China is seeking compensation of US$3 billion from Ukraine for the breach of a loans-for-grain contract signed in 2012, Russian media reported. Under the deal, the Export-Import Bank of China provided the loan to Kiev in exchange for supplies of grain.
China is seeking compensation of US$3 billion from Ukraine for the breach of a loans-for-grain contract signed in 2012, Russian media reported yesterday.
Under the deal, the Export-Import Bank of China provided the loan to Kiev in exchange for supplies of grain.
Citing a Ukrainian parliament official, the ITAR-TASS news agency reported that the State Food and Grain Corporation of Ukraine has used part of the US$3 billion Chinese loan to instead provide crops for other countries and parties, including Ethiopia, Iran, Kenya and Syrian opposition groups.
So far, Chinese importers have only received US$153 million worth of Ukrainian grain, or 180,000 tonnes, the report said.
The report was carried by the Chinese-language service of The Voice of Russia radio. There has been no official comment from China Exim Bank on the report.
The Ukrainian parliamentary official said China has already lodged a case against Ukraine at the London Court of International Arbitration. The report did not mention the date or any further details on the case.
In March, the Worldwide News Ukraine news agency reported that the first half of the Chinese loan was delivered to Kiev, and Ukraine planned then to export four million tonnes of grain last year.
The loan contract stipulated the supply of Ukrainian grain over 15 years. The annual volume of grain exports would vary but would not exceed six million tonnes a year.
The Ukrainian parliament would provide state guarantees for the loan-for-grain contract, the report added.
China has stepped up agricultural co-operation with Ukraine in recent years. The Xinjiang Production and Construction Corps said last year it had reached an agreement with KSG Agro, a leading Ukraine agricultural company, on a 50-year programme to secure produce from three million hectares of Ukrainian farmland for Chinese consumers.

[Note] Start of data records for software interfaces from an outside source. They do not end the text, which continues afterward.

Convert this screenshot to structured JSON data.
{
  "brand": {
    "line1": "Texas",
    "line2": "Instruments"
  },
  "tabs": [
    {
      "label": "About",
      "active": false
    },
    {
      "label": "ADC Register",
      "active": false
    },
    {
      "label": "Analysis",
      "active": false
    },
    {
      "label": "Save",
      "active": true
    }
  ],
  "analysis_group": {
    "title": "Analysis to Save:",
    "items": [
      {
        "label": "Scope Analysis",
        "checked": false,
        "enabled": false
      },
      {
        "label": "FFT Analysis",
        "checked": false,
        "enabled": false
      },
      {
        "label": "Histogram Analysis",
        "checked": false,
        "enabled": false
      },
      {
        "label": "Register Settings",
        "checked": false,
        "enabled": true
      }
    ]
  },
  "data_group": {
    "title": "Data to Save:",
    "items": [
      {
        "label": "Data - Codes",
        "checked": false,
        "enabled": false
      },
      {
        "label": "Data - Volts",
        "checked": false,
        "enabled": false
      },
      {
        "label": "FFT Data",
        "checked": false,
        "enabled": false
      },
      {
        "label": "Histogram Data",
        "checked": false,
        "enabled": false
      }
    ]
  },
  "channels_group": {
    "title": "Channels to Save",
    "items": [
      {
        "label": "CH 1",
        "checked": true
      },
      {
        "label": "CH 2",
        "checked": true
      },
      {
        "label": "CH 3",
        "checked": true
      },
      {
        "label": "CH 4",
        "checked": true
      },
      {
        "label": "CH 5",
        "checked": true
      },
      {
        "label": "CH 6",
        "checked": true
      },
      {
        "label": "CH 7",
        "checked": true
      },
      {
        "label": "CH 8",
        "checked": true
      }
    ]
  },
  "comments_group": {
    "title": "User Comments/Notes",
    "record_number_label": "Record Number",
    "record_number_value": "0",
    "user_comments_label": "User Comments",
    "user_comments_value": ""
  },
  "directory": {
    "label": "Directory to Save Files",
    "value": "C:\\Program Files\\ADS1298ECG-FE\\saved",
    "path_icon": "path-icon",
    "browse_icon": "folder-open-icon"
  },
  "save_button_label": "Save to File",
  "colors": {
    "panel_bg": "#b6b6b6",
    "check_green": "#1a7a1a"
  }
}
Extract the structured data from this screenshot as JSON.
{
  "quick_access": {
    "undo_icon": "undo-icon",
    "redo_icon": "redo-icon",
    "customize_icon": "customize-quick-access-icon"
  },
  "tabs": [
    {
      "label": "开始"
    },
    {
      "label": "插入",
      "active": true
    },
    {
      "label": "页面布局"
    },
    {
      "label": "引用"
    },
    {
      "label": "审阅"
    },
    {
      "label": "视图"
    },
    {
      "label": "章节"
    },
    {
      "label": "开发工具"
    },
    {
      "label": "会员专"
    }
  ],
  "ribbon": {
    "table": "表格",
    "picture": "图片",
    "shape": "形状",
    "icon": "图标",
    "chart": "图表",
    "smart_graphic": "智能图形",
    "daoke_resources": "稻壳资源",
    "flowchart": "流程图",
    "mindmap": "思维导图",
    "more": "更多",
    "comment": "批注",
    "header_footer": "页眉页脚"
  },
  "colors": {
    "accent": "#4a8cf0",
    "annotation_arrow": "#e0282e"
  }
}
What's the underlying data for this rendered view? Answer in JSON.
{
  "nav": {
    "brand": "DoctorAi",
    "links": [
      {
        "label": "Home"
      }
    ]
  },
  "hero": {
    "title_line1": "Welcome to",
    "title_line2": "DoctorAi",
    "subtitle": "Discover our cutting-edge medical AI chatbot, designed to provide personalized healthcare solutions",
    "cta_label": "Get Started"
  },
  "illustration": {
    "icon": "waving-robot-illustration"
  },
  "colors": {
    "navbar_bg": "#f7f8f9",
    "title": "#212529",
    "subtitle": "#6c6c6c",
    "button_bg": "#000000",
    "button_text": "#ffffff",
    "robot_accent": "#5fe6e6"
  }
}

But KSG later denied it was "selling" any land to any Chinese companies, and that the agreement was a "letter of intent" concerning a transfer of irrigation technology from Xinjiang.